"The drill at several simultaneous locations showed us how far we could stretch resources and what the impact would be on operations," said Thomas.
"More than 10 deputies immediately secured the scene, interviewed witnesses and assisted investigators at the same time as many of their colleagues were participating in mock incidents in Havre de Grace and Aberdeen," he said.
Organizers spent a year planning for the drill, the first of its magnitude in Central Maryland. A $257,000 Homeland Security grant helped pay for the exercise and much of the planning. Innovative Emergency Management, a national training company with offices in Bel Air, produced and coordinated the event and will assist the county in preparing its post-drill report to the federal agency.
"We started planning by asking everyone involved what objectives to test," said Sid Baccam, IEM senior analyst. "About 30 agencies wanted an exercise that would tax personnel and the communication system."
Each incident was designed to require a multijurisdictional response and test communications capabilities among the agencies, Thomas said.
The day began with a fiery car bombing that caused multiple injuries at the Havre de Grace Community Center.
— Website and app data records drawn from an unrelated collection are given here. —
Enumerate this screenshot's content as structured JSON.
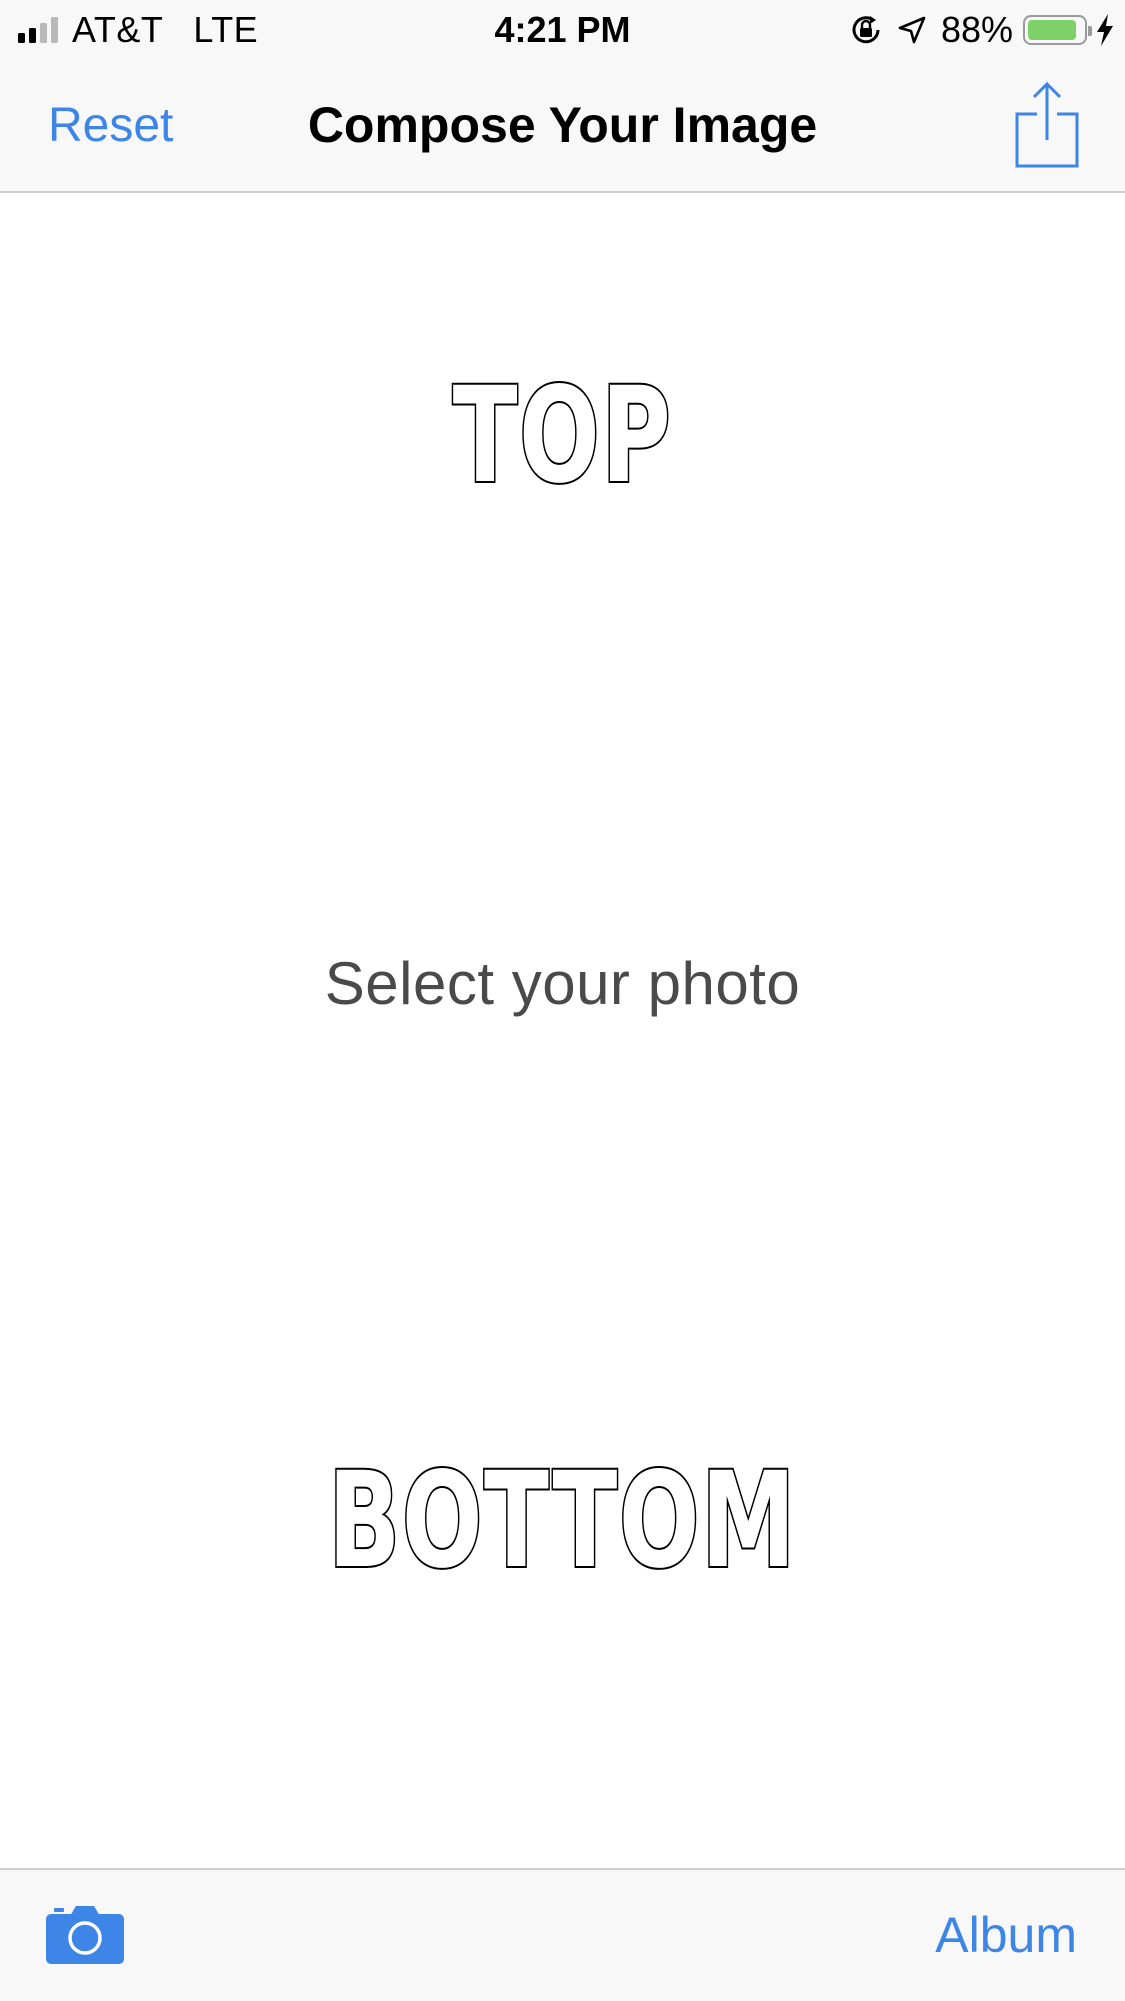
{
  "colors": {
    "accent": "#3d85e6",
    "battery": "#7ed168",
    "placeholder": "#4a4a4a"
  },
  "status_bar": {
    "carrier": "AT&T",
    "network": "LTE",
    "time": "4:21 PM",
    "battery_percent": "88%",
    "battery_level": 0.88,
    "signal_bars_filled": 2,
    "signal_bars_total": 4,
    "icons": [
      "signal-icon",
      "orientation-lock-icon",
      "location-arrow-icon",
      "battery-icon",
      "charging-bolt-icon"
    ]
  },
  "nav_bar": {
    "left_button": "Reset",
    "title": "Compose Your Image",
    "right_icon": "share-icon"
  },
  "canvas": {
    "top_text": "TOP",
    "placeholder": "Select your photo",
    "bottom_text": "BOTTOM"
  },
  "toolbar": {
    "left_icon": "camera-icon",
    "right_button": "Album"
  }
}
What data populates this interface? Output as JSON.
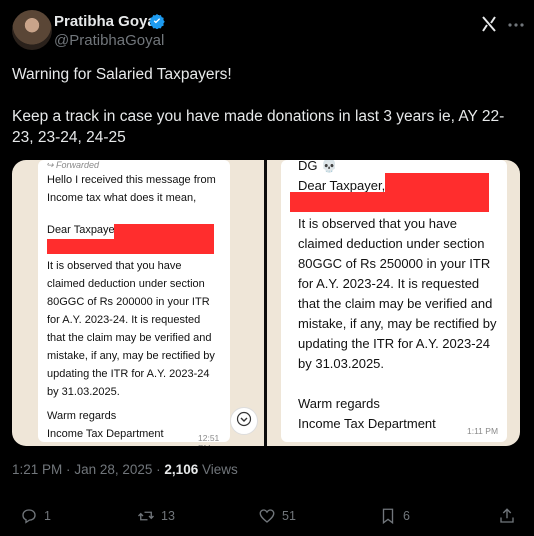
{
  "author": {
    "name": "Pratibha Goyal",
    "handle": "@PratibhaGoyal",
    "verified": true,
    "verified_color": "#1d9bf0"
  },
  "tweet": {
    "text": "Warning for Salaried Taxpayers!\n\nKeep a track in case you have made donations in last 3 years ie, AY 22-23, 23-24, 24-25"
  },
  "media": {
    "left": {
      "forwarded": "Forwarded",
      "intro": "Hello I received this message from\nIncome tax what does it mean,",
      "salutation": "Dear Taxpayer",
      "body": "It is observed that you have\nclaimed deduction under section\n80GGC of Rs  200000 in your ITR\nfor A.Y. 2023-24. It is requested\nthat the claim may be verified and\nmistake, if any, may be rectified by\nupdating the ITR for A.Y. 2023-24\nby 31.03.2025.",
      "signoff": "Warm regards\nIncome Tax Department",
      "time": "12:51 PM"
    },
    "right": {
      "top": "DG 💀",
      "salutation": "Dear Taxpayer,",
      "body": "It is observed that you have\nclaimed deduction under section\n80GGC of Rs  250000 in your ITR\nfor A.Y. 2023-24. It is requested\nthat the claim may be verified and\nmistake, if any, may be rectified by\nupdating the ITR for A.Y. 2023-24\nby 31.03.2025.",
      "signoff": "Warm regards\nIncome Tax Department",
      "time": "1:11 PM"
    },
    "redaction_color": "#ff2d2d"
  },
  "meta": {
    "time": "1:21 PM",
    "separator": "·",
    "date": "Jan 28, 2025",
    "views_count": "2,106",
    "views_label": "Views"
  },
  "actions": {
    "replies": "1",
    "reposts": "13",
    "likes": "51",
    "bookmarks": "6"
  },
  "icons": [
    "verified-icon",
    "grok-icon",
    "more-icon",
    "chevron-down-icon",
    "reply-icon",
    "repost-icon",
    "like-icon",
    "bookmark-icon",
    "share-icon"
  ]
}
Victims underwent makeup treatment and were told the nature of their injuries to enhance the realism. Stephen Sopel's left leg was broken in the blast. He wondered how his seeing-eye dog would respond to a thunderous explosion, victims moaning and thick, acrid smoke. The black lab never left his side, as he lay on the ground calling for help.
"This is a very good experience for emergency responders," said Sopel, 26, of Bel Air. "It will help them be aware that people with disabilities could be involved in disasters, and I am not sure a lot of them know what to do for us."
The event attracted more than 100 volunteers, several of whom were disabled, Thomas said.
"It provides us with a unique challenge and an excellent opportunity to show how we are prepared to deal with everyone," Thomas said.
Response teams arrived within eight minutes of the 911 call, made at 11:30 a.m., and set up a command post two minutes later. Before assisting the critically wounded, firefighters had to determine the nature of the explosion.
"We went by the book," said Rich Gardiner, spokesman for Harford County fire and emergency services. "We can't charge in. We called out the walking wounded and then determined there were no secondary bomb devices. You have to deem a scene safe. You never want to trade responders for victims."
While victims were evaluated and transported to three area hospitals, the drill moved to a hostage situation at Havre de Grace High School that required SWAT and hazmat teams and the bomb squad, all while a boat crash occupied rescue divers at the city's waterfront.
No live ammunition was used in any scenario. Officers had emptied their weapons. Yellow tags on firearms denoted all had been inspected and rated safe.
"We wrote these scenarios to push ourselves past the limits," said Maj. John Van Gilder, spokesman for the Havre de Grace Police Department.
Before the Havre de Grace incidents were resolved, calamities played out at the Aberdeen City Hall, where a gunman, possibly one of the original car bombers, wounded one employee and held others hostage.
"Our job was to test how we would respond initially, send in a crisis team, react to injuries and develop intelligence from the perpetrator that might help with what was happening in Bel Air," said Sgt. Fred Budnick of the Aberdeen Police Department.
The day ended with multiple, gang-related shootings at the Harford County Courthouse in Bel Air. The building was locked down at about 6 p.m., while a SWAT team made a sweep of all three floors. They located the perpetrator and his accomplice.
"This is an active shooter case, where officers inside have no clue," said Capt. Steven E. Bodway of the county sheriff's department.
Throughout the day, events were broadcast and identified as part of the drill on police scanners. Evaluators took copious notes during every incident and will spend the next weeks reviewing.
"The exercise was a great learning experience that will benefit the county in many ways," Thomas said. "There were challenges presented to all participating agencies, particularly with coordination and communication. Unless you know your strengths and weaknesses, you can become complacent in your preparations."